PROBLEM TO SOLVE: Scan the entries for lines with the word "content" and copy those lines.

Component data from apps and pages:
● ● ●

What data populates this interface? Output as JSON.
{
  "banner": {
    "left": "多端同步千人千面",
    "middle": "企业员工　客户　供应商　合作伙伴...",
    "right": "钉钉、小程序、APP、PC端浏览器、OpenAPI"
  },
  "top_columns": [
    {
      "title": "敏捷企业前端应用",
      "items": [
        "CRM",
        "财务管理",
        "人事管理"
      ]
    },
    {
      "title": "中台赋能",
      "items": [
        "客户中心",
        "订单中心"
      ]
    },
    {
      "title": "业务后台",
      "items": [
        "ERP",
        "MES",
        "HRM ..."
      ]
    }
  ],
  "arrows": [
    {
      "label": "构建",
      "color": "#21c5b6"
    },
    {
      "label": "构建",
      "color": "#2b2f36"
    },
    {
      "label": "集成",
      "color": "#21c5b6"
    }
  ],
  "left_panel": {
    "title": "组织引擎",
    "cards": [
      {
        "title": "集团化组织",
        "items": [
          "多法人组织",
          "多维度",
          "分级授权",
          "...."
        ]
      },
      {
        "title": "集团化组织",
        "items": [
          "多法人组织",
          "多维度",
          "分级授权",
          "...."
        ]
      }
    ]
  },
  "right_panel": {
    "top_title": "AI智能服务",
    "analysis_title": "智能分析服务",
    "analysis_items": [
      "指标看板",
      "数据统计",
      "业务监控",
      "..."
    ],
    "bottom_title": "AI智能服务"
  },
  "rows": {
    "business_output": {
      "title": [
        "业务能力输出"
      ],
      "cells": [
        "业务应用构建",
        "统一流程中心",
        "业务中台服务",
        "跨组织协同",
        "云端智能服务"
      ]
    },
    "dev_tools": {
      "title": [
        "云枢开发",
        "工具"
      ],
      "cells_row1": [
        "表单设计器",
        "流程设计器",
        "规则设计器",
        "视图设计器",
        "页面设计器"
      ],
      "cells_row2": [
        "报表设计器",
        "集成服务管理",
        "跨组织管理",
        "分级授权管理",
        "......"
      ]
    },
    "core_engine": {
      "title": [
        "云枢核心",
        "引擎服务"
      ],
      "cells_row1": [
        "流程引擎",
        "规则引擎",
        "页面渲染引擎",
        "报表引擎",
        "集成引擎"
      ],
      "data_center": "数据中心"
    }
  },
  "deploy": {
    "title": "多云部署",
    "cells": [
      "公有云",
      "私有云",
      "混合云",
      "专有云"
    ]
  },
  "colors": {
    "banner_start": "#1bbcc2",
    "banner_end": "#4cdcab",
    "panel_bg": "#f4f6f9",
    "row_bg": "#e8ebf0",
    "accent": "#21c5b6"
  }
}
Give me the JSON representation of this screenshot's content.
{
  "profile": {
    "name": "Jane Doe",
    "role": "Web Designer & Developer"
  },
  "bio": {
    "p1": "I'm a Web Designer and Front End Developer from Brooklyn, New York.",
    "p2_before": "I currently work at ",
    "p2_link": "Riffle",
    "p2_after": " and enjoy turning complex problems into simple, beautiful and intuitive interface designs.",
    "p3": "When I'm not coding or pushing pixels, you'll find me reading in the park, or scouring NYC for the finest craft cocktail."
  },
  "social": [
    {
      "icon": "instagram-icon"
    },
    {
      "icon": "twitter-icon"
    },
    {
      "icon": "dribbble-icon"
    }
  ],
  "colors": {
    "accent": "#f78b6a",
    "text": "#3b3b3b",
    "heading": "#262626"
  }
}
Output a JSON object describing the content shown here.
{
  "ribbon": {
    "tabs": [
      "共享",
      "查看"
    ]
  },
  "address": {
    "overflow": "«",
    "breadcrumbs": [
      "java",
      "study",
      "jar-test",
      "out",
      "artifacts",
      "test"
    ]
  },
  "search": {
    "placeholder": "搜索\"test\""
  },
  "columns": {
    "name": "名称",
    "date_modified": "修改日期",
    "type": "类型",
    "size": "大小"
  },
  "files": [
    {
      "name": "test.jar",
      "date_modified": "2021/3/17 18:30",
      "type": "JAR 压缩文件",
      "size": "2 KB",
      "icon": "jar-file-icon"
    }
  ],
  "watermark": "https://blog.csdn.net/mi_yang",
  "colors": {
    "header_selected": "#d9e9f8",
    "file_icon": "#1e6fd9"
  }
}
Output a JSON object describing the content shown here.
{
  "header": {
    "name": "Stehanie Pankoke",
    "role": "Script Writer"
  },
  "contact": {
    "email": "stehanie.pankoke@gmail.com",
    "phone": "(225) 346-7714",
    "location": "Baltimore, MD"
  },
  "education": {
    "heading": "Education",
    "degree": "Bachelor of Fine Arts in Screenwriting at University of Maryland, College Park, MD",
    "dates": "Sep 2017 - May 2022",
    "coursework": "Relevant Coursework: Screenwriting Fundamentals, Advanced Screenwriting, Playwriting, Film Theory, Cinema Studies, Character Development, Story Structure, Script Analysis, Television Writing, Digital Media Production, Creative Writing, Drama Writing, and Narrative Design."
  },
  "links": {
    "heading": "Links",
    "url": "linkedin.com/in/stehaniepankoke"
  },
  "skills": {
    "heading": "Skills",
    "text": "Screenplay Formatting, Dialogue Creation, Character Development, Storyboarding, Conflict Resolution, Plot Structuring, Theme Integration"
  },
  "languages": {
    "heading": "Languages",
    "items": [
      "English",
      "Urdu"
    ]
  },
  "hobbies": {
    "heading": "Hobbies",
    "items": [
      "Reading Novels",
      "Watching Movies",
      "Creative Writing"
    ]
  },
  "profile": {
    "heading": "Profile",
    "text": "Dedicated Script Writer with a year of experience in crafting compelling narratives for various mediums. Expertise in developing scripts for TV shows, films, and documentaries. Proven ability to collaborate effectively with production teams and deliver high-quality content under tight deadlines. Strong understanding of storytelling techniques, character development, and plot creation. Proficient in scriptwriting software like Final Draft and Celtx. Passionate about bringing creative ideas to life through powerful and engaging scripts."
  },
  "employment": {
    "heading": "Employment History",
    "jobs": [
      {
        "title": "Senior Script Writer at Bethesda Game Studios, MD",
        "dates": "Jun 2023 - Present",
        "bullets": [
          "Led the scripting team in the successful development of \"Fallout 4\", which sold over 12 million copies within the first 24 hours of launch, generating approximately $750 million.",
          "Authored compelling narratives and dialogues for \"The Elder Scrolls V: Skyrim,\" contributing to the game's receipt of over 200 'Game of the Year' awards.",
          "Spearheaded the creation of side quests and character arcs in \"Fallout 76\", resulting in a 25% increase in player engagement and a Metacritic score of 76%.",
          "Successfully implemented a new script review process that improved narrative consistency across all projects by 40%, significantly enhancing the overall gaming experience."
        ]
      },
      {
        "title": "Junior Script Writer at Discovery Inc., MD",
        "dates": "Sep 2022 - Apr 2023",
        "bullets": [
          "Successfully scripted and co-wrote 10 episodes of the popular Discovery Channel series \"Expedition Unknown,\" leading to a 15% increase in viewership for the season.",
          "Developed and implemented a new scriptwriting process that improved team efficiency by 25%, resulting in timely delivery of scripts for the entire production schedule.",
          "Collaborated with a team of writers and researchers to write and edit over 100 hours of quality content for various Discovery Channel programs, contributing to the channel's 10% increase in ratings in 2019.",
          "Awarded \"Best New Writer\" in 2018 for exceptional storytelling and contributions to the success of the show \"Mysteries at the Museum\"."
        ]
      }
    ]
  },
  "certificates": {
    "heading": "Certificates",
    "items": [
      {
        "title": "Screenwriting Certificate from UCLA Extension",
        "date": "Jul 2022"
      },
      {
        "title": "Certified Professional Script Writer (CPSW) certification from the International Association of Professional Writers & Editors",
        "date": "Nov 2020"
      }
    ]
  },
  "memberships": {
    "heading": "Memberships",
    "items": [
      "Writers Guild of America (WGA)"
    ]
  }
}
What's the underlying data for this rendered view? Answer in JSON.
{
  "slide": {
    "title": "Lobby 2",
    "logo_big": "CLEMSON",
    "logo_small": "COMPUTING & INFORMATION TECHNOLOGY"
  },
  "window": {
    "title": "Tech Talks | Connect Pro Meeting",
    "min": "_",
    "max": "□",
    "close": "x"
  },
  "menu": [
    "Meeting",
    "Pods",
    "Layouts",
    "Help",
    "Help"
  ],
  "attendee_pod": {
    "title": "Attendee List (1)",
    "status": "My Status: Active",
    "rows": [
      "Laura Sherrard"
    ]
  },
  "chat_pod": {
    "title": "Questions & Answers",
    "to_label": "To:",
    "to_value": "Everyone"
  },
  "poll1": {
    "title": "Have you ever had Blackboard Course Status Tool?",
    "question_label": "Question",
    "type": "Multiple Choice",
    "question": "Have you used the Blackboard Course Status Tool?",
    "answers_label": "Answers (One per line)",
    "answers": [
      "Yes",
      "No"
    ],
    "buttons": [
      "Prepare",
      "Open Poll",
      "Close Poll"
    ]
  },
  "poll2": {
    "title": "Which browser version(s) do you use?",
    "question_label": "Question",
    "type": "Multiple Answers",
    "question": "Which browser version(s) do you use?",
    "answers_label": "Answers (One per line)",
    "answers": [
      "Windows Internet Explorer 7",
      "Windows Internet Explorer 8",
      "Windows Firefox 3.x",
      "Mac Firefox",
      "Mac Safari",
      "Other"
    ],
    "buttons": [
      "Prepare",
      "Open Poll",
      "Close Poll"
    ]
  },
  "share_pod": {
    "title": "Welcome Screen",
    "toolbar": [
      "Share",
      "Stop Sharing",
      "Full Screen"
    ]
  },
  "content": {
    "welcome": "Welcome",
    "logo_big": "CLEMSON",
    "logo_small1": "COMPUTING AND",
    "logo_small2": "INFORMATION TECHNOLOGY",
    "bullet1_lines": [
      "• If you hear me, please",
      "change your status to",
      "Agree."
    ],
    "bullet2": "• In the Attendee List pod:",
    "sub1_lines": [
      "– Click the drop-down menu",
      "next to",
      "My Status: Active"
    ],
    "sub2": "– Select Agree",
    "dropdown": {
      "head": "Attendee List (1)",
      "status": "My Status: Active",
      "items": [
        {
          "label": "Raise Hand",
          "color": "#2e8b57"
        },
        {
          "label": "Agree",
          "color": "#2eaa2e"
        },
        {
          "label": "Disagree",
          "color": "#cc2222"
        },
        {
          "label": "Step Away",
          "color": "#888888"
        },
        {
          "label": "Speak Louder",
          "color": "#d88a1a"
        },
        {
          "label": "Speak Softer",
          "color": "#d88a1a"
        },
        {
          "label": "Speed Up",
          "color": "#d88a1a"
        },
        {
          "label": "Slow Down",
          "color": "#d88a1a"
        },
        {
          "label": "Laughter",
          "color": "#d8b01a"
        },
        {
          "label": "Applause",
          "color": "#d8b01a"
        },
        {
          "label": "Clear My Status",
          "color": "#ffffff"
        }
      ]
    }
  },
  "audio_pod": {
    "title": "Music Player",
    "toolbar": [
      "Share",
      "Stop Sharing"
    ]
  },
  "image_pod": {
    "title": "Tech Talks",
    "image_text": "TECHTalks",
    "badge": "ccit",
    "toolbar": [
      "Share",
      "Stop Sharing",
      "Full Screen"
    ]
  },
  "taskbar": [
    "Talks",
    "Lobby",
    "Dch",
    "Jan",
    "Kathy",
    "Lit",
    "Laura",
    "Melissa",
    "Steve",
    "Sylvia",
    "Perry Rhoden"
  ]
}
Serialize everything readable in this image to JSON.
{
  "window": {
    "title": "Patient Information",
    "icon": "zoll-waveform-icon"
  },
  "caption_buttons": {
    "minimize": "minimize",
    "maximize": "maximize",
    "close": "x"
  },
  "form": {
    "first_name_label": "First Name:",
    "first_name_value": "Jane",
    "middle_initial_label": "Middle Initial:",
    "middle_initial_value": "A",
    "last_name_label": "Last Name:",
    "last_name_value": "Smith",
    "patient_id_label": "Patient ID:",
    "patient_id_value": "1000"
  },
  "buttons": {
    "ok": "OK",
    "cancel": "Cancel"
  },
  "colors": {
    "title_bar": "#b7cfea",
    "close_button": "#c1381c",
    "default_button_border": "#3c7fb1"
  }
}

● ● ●

SOLUTION FOR THIS PROBLEM:
Give me the JSON representation of this screenshot's content.
Output a JSON object describing the content shown here.
Output a JSON object describing the content shown here.
    "text": "Dedicated Script Writer with a year of experience in crafting compelling narratives for various mediums. Expertise in developing scripts for TV shows, films, and documentaries. Proven ability to collaborate effectively with production teams and deliver high-quality content under tight deadlines. Strong understanding of storytelling techniques, character development, and plot creation. Proficient in scriptwriting software like Final Draft and Celtx. Passionate about bringing creative ideas to life through powerful and engaging scripts."
          "Collaborated with a team of writers and researchers to write and edit over 100 hours of quality content for various Discovery Channel programs, contributing to the channel's 10% increase in ratings in 2019.",
  "content": {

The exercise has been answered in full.